_RECORDS FOR THIS EXERCISE_
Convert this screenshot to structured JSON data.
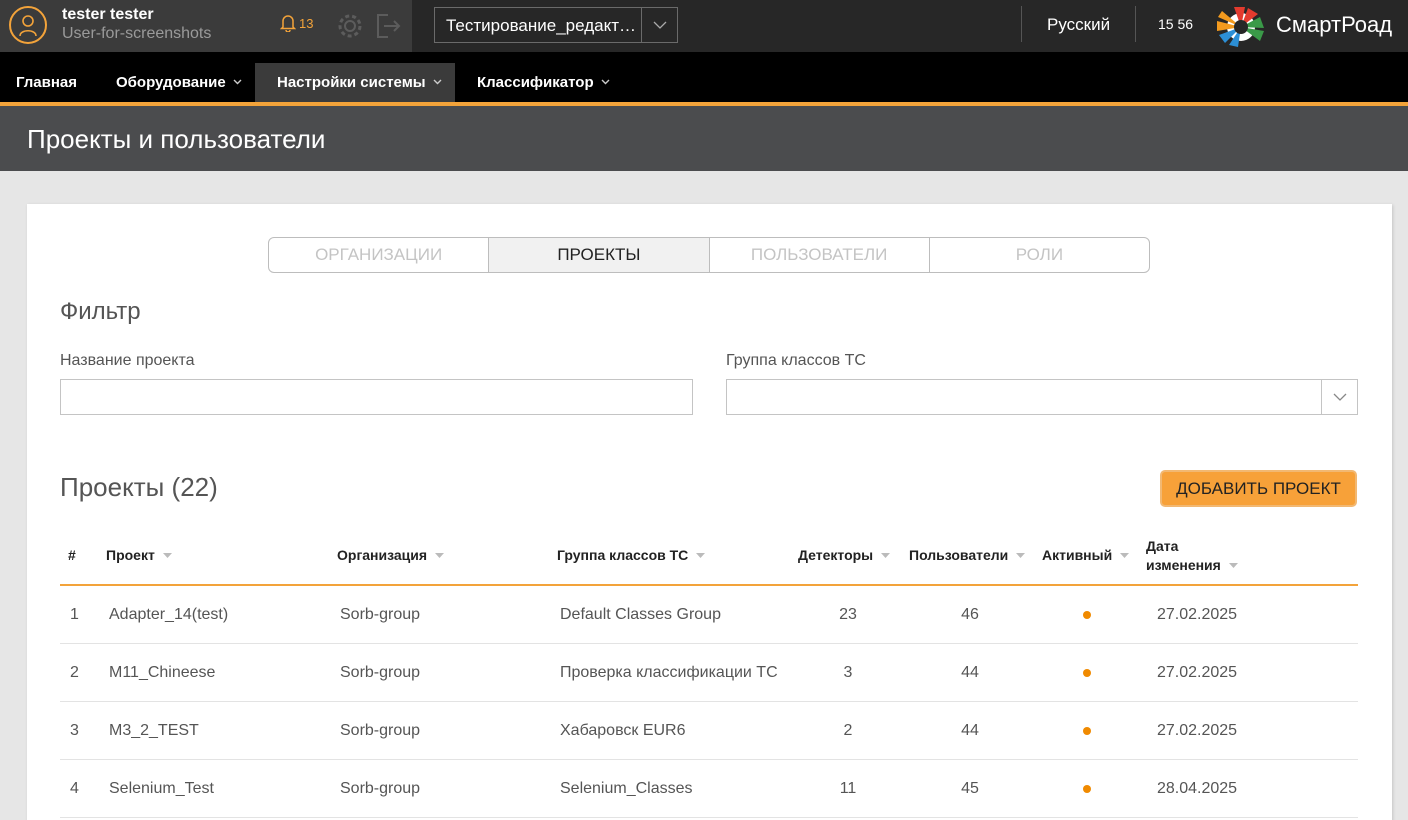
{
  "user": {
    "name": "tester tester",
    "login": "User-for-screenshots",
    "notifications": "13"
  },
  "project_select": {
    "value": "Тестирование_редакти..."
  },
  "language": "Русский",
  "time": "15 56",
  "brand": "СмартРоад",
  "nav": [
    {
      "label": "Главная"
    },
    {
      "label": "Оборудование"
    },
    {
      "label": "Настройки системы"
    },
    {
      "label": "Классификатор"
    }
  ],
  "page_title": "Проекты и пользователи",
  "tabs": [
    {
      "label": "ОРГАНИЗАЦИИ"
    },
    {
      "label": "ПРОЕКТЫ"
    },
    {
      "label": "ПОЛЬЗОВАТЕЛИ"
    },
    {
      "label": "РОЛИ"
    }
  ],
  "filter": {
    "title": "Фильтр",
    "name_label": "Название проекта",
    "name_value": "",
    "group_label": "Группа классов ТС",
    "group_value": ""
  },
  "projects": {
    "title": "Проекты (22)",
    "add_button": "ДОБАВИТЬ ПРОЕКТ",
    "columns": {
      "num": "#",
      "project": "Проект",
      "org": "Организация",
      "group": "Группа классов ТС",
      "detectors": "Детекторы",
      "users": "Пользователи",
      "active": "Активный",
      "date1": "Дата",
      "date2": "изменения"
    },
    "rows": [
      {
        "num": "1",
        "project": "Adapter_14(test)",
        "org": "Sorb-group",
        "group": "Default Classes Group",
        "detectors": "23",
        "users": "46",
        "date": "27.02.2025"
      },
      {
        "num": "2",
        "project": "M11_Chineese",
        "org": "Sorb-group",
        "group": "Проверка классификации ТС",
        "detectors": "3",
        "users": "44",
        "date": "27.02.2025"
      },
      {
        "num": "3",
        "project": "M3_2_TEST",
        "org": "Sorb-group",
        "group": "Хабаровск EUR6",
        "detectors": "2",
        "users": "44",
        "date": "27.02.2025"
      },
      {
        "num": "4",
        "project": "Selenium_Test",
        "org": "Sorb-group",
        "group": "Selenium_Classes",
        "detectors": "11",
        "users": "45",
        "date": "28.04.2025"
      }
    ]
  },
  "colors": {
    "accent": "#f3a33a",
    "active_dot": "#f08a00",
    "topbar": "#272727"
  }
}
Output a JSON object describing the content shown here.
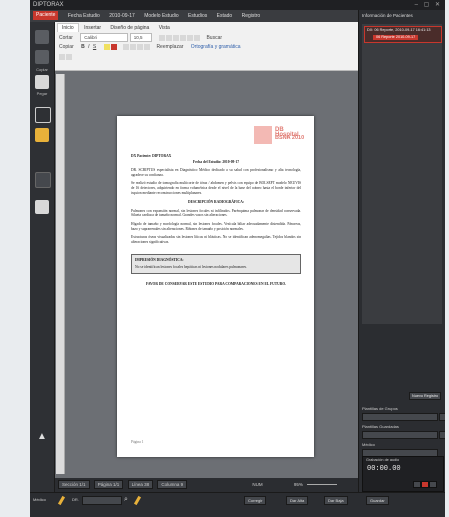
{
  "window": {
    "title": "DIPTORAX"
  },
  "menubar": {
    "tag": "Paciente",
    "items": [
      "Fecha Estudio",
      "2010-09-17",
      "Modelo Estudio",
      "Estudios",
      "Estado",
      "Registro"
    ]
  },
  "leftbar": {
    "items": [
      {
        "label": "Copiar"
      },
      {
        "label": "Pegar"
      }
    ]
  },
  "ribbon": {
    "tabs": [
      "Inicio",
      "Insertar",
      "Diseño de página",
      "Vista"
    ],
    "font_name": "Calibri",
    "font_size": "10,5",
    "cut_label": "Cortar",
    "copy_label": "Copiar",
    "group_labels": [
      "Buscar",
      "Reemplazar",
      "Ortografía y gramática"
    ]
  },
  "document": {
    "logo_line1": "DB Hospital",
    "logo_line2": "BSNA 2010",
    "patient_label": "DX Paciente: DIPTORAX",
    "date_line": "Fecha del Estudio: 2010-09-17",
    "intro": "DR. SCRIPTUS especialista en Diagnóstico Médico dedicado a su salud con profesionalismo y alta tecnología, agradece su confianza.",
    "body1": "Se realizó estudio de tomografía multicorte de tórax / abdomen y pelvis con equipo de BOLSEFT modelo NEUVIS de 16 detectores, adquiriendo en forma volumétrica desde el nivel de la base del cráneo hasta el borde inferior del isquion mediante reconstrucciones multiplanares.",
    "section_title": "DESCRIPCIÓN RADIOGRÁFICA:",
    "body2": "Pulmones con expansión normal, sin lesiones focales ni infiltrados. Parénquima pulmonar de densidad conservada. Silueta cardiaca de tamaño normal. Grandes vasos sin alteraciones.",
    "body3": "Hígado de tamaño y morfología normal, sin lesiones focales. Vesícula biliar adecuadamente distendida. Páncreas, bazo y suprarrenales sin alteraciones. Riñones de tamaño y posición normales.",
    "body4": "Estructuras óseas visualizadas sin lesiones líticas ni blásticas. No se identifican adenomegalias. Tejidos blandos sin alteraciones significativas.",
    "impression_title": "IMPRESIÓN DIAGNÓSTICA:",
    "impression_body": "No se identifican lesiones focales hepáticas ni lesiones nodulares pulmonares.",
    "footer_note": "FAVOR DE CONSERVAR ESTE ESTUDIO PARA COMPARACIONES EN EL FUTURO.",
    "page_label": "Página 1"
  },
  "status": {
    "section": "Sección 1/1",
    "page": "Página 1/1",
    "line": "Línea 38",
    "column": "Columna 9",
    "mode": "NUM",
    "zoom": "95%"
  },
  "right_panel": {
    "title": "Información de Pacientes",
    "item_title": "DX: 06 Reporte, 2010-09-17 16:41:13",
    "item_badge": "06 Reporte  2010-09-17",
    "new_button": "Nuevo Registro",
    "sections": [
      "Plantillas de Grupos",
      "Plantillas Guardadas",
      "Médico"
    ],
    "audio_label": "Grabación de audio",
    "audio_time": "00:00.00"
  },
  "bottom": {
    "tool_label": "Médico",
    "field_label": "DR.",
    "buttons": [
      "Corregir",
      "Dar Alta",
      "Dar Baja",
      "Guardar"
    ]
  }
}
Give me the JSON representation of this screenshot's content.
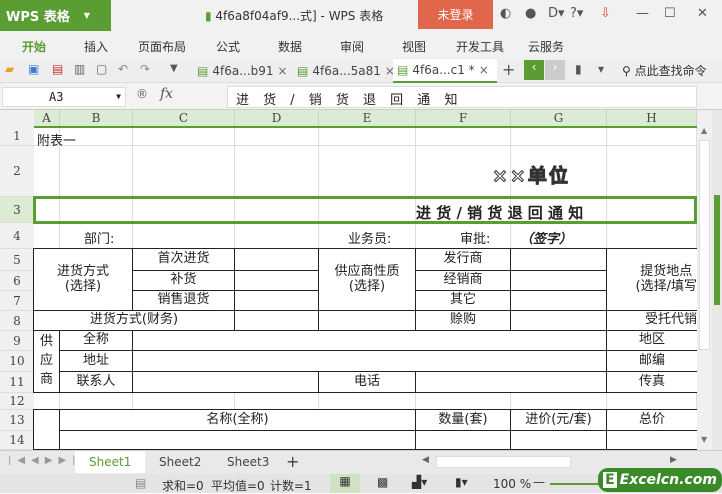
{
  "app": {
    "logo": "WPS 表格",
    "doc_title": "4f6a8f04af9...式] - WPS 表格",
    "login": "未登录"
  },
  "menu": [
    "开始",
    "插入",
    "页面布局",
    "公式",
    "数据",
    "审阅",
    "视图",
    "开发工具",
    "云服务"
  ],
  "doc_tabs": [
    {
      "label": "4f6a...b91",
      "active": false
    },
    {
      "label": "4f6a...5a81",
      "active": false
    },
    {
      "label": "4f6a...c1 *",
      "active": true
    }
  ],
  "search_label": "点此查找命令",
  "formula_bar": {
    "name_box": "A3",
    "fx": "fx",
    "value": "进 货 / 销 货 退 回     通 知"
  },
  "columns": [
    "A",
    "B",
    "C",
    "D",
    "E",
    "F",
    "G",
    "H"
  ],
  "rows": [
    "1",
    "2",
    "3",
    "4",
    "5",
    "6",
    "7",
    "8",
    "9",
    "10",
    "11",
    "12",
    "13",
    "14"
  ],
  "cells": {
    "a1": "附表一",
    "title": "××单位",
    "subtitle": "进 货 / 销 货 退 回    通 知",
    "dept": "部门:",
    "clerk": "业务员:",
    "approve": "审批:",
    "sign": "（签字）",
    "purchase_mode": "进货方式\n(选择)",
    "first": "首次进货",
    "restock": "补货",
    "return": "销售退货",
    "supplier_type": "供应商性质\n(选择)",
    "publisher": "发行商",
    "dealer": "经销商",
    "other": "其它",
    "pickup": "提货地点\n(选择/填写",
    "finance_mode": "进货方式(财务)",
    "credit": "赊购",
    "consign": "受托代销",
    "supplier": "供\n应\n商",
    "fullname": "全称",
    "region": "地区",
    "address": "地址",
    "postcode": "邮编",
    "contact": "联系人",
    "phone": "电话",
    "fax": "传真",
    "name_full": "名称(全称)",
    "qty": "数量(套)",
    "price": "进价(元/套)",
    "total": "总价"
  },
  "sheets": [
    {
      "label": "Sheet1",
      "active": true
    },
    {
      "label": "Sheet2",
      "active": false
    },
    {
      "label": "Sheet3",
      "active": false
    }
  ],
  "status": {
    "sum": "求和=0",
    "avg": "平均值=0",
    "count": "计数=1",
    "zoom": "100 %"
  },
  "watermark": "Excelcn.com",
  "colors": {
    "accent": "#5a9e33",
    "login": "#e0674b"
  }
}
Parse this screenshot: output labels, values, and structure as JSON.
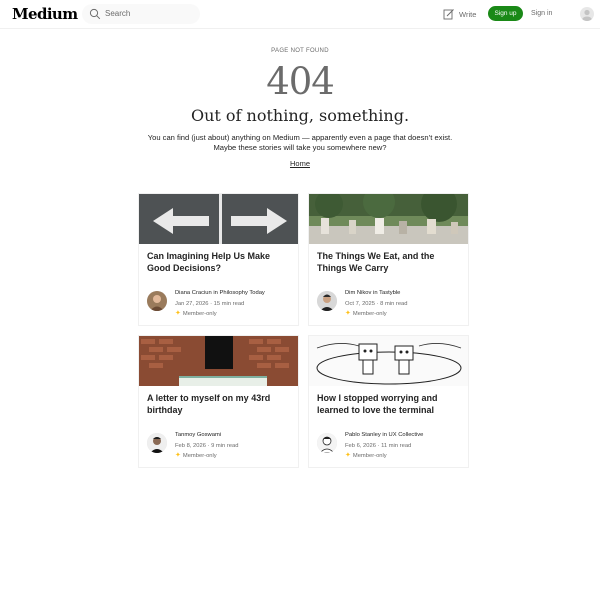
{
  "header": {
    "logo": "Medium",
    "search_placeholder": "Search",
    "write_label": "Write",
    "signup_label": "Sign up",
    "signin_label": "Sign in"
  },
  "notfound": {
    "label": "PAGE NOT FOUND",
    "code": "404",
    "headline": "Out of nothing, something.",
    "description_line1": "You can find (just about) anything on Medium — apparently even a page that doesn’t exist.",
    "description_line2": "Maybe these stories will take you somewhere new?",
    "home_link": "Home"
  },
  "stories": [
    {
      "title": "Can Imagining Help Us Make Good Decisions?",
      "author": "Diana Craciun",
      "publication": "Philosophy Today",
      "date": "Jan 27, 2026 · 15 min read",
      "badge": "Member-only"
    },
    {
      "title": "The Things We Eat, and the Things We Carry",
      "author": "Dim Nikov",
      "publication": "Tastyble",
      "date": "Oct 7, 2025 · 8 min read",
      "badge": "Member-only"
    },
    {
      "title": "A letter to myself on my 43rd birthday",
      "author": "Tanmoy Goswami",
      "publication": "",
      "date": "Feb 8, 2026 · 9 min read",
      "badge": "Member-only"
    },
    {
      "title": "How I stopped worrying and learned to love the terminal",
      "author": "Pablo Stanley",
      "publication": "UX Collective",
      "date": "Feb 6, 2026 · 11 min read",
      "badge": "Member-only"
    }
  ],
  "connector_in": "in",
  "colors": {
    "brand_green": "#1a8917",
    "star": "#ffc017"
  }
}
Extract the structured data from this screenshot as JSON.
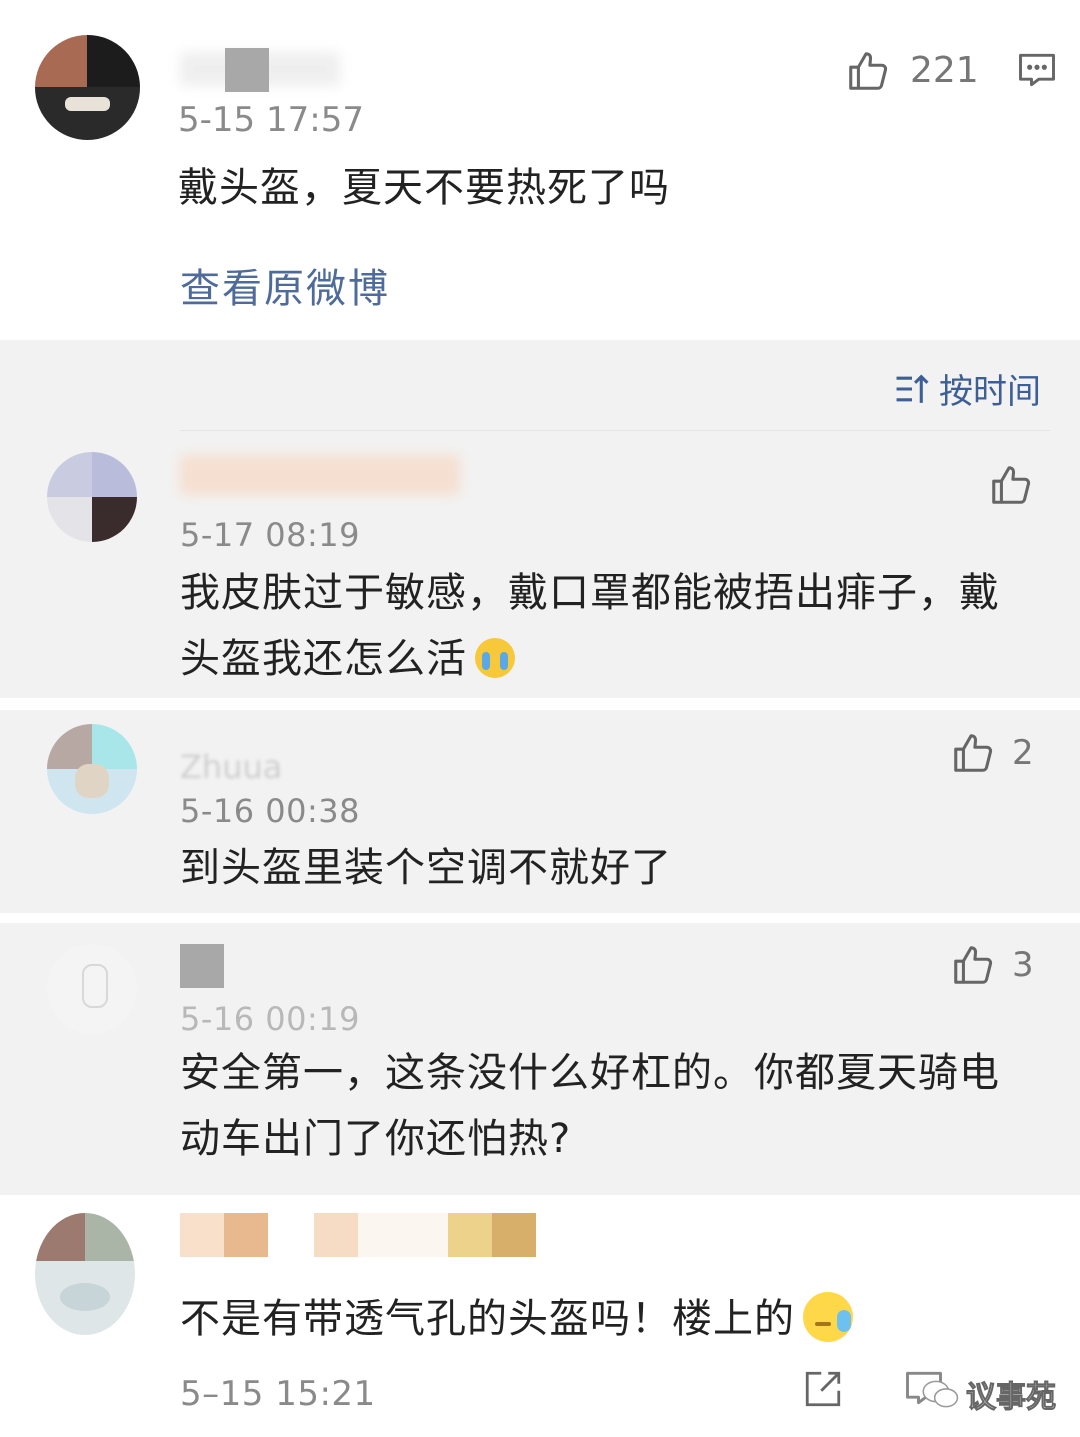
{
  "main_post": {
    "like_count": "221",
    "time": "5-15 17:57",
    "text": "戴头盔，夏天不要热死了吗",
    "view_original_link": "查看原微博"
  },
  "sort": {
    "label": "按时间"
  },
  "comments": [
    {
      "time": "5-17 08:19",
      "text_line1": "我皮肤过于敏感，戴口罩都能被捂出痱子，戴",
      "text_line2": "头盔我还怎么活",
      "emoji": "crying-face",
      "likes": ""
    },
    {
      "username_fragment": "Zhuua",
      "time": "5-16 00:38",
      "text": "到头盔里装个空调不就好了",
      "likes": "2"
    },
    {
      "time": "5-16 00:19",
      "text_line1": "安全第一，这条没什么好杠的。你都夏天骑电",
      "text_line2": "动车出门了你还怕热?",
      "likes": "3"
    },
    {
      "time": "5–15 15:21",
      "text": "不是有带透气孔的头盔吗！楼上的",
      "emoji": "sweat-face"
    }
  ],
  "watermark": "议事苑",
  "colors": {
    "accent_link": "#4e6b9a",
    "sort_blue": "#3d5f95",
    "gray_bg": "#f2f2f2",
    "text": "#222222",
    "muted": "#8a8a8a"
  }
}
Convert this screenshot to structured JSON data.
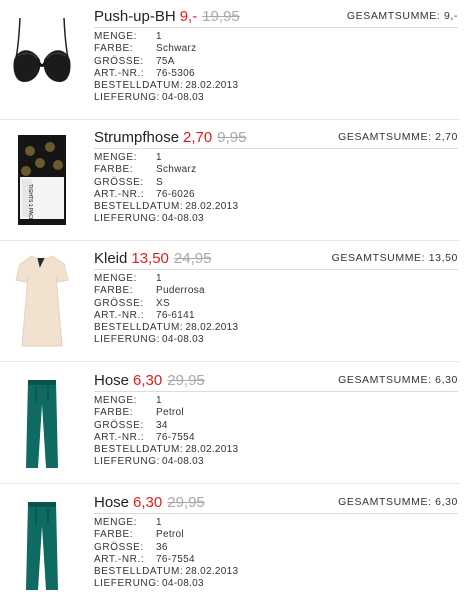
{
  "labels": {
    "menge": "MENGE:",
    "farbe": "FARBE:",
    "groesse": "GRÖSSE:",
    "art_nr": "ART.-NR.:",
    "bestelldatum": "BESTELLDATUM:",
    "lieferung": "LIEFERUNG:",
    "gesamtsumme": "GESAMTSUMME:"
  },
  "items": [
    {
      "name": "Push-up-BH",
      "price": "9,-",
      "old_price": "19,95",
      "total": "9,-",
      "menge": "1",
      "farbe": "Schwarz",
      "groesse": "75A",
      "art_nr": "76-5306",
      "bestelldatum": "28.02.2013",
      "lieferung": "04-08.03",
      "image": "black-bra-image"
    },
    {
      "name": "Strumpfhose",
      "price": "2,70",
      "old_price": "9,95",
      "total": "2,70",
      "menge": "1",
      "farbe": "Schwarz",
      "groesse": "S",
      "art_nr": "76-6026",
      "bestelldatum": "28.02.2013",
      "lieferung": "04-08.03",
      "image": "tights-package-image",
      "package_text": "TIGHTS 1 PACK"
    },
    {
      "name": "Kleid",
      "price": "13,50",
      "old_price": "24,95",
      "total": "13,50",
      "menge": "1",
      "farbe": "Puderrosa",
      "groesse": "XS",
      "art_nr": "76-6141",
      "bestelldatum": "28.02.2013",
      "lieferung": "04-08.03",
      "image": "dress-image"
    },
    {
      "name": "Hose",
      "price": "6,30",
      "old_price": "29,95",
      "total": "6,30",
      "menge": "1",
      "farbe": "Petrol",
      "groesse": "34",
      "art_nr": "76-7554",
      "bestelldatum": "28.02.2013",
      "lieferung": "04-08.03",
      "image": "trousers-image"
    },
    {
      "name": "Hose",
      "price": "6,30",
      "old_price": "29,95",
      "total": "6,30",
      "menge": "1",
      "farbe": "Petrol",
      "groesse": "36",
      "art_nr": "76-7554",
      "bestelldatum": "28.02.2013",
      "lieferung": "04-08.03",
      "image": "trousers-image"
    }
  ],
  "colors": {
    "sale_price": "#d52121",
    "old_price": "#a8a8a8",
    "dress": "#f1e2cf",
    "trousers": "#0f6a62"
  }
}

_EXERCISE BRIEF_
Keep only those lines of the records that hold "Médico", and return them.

_WRITTEN RESPONSE_
    "intro": "DR. SCRIPTUS especialista en Diagnóstico Médico dedicado a su salud con profesionalismo y alta tecnología, agradece su confianza.",
      "Médico"
    "tool_label": "Médico",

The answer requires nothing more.